“I’m really excited about riding in the parade today,” he said. “This is the second year I’ve done it.”
He said he will never forget participating in the 2016 parade. It was during a dark time in his life, as he had been diagnosed with colorectal cancer in 2015.
“Last year, I rode in the parade two days before I had a life-saving surgery in New Orleans, so there was a lot of emotion and a lot of uncertainty — it was a sendoff to New Orleans,” he said. “But the big change this year is that I made it through all of that and I’m cancer free.”
Early detection could save you from going though what I went through, which was the worst thing ever.
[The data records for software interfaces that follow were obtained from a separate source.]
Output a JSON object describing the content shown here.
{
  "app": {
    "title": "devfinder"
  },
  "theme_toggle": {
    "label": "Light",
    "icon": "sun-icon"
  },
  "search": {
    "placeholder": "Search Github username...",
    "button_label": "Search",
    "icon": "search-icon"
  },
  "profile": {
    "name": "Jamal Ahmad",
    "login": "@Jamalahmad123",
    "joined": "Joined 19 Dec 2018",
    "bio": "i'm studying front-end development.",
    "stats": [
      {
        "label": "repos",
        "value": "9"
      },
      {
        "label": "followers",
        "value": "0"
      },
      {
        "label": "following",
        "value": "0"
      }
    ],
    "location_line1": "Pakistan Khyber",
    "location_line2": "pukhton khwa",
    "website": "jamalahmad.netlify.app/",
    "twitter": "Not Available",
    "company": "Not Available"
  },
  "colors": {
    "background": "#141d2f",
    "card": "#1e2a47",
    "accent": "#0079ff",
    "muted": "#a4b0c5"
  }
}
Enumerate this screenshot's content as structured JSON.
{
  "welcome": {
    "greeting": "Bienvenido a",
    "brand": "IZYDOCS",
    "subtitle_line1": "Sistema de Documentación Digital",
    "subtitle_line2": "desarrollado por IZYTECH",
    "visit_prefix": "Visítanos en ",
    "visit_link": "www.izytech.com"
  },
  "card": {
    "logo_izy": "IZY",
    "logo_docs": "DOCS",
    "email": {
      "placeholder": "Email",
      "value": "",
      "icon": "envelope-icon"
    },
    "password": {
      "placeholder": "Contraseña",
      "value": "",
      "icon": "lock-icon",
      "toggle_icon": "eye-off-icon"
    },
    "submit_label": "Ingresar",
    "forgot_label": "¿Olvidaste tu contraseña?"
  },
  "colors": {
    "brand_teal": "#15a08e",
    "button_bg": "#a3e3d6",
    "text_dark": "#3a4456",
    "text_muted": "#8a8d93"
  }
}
Scuba Steve Johnson
But that doesn’t mean he is the same person physically that he was a year ago.
“After the surgery, I had a colostomy bag for nine months,” he said. “Nothing has been the same since I was here for the parade last year — I think that was the most normal I would ever be again.
“Things are much different — I’ve been through a lot and my body is not the same as it was a year ago, but I’m alive.”
March is colorectal cancer awareness month and Johnson said early diagnosis is key.
“I was misdiagnosed in the beginning, so it could have been caught at stage 1 instead of stage 3,” he said. “Early detection could save you from going though what I went through, which was the worst thing ever.
“But I’m also alive and that shows you can beat cancer, too.”